Stratifying Risk using a Bio-marker in Patients with Type-2 Diabetes Mellitus


A Component of the Studies Investigating Co-morbidities Aggravating Heart Failure (SICA-HF) Programme


Professor John GF Cleland

Hull York Medical School, University of Hull

Kingston-upon-Hull. UK




The research has received funding from the European Union Seventh Framework Programme [FP7/2007-2011] under grant agreement n° 241558 (SICA-HF) and from the Russian Ministry of Science and Education within the FTP "R&D in priority fields of the S&T complex of Russia 2007-2012 under state contract n° 02.527.11.0007.





Recent clinical trials show that the risk of a patient with Type-2 Diabetes Mellitus (T2DM) dying is about 1% per year and the risk of death or a major cardiovascular problem is about 2% per year. Most clinical trials operate within a 5-year time-horizon and therefore most patients with T2DM (~90%) do not develop serious cardiac problems. Problems that don’t happen cannot be prevented! There are at least three main responses to the above:-


  1. Acceptance. Patients and investigators could accept that the patients have only a small chance of developing problems in the next 5 years and be content with existing management. In this case, further research may be futile.  
  2. Increase the study size. A popular choice that is expensive and produced little scientific reward. Although increasing the number of patients increases the number of events, this ‘blunder-buss’ approach accumulates large numbers of patients at low risk. All patients are at risk of adverse effects from intervention but only those who have or were going to develop a problem can profit from a beneficial effect. Also, if an intervention does require a large number of patients to show benefit it is highly unlikely to be cost-effective. There is an argument that no study investigating the efficacy of a longer-term intervention should enrol >5,000 patients as, if a larger study is required, the effect will be so small as to be of little value and not cost-effective. For short-term interventions and safety studies, larger numbers may be required.
  3. Increase the time-horizon. Many will point out that the medium-term prognosis may be good but that events might accelerate if the duration of the trial were increased to 10-15 years. In an ideal world, this would be the most relevant and important approach to the problem. However, running trials of this duration presents major logistical problems and there is little incentive either for investigators or industry to conduct very long-term trials in the current regulatory environment. Long patent extensions would be required to ensure return on investment should a trial be positive.
  4. Stratify patients according to risk. This could be done clinically, using simple markers such as age, previous medical history or renal dysfunction, but these measures may either be too restrictive or too crude to be optimal. Other bio-markers could be a useful alternative or additional approach.

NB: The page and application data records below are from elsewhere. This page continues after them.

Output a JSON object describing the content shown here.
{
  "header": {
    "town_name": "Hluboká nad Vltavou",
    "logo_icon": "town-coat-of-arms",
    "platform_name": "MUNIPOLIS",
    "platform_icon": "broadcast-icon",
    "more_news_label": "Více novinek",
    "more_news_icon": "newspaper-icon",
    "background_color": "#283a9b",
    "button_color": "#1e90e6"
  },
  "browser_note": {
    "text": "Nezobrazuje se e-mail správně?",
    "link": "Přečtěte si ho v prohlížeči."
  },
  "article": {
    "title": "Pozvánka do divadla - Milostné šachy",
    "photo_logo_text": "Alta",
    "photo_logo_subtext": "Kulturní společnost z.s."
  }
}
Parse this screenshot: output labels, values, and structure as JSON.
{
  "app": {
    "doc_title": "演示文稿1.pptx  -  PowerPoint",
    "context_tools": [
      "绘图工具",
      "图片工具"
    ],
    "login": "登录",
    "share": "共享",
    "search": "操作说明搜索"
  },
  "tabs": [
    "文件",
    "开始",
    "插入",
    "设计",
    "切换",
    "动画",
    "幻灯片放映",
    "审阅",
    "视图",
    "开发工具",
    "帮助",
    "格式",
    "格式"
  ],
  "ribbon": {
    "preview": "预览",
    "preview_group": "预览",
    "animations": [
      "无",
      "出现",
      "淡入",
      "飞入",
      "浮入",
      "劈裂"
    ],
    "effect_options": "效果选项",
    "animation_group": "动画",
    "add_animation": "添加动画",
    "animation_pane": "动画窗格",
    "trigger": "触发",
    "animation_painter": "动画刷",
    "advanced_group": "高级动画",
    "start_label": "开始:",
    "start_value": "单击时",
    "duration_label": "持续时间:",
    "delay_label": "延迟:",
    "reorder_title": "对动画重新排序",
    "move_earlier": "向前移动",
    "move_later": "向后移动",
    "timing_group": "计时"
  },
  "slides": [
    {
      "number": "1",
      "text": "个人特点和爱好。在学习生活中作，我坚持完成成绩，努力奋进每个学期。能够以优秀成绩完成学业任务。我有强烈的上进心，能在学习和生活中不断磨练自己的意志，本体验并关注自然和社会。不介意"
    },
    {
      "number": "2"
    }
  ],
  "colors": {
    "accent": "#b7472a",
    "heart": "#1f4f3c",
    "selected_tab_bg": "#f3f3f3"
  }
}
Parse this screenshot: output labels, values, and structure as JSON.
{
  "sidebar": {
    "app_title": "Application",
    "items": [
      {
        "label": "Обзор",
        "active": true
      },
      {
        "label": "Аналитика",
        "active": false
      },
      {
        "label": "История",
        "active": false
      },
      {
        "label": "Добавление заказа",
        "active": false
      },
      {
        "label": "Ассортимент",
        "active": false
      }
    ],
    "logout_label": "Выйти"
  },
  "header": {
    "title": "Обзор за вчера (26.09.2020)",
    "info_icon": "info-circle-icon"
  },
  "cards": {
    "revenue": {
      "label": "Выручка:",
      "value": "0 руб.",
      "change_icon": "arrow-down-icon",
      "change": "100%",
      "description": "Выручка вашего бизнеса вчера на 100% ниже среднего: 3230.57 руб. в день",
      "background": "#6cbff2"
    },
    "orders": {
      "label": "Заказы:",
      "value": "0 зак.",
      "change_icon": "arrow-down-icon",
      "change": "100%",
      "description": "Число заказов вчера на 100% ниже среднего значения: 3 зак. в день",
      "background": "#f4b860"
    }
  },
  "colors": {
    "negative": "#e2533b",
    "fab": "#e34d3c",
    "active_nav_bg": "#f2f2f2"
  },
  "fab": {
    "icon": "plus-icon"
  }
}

We have investigated the ability of a plasma marker of cardio-renal stress, amino-terminal pro-brain natriuretic peptide (NT-proBNP) to identify the risk of death or cardiovascular events in patients more than 1,000 patients aged >40 years with T2DM requiring pharmacological intervention to improve glycaemia. Patients with pre-existing heart failure or a recent major cardiovascular or surgical event were excluded. The median age of patients was 65 (IQR: 58-72) years and 469 (42%) were women. About 70% of patients had a plasma NT-proBNP concentration <125ng/L (the threshold proposed by the European Society of Cardiology below which a diagnosis of heart failure is highly unlikely) – Figure 1. Increases in NT-proBNP were most often associated with left atrial dilatation (LA Dil) Figure 2 and less frequently with left ventricular systolic dysfunction (LVSD), atrial fibrillation (AF) or renal dysfunction (eGFR). For those with an NT-proBNP <125ng/L, mortality was <1% and the risk of death or hospitalisation ~2.5% at one year. However, in those with an NT-proBNP >250ng/L mortality was >7% and risk of death or hospitalisation almost 20%.


This research highlights the potential role of bio-markers not only for the identification of risk but for the identification of patients with unmet needs who may benefit from more aggressive or innovative therapy and participation in research programmes.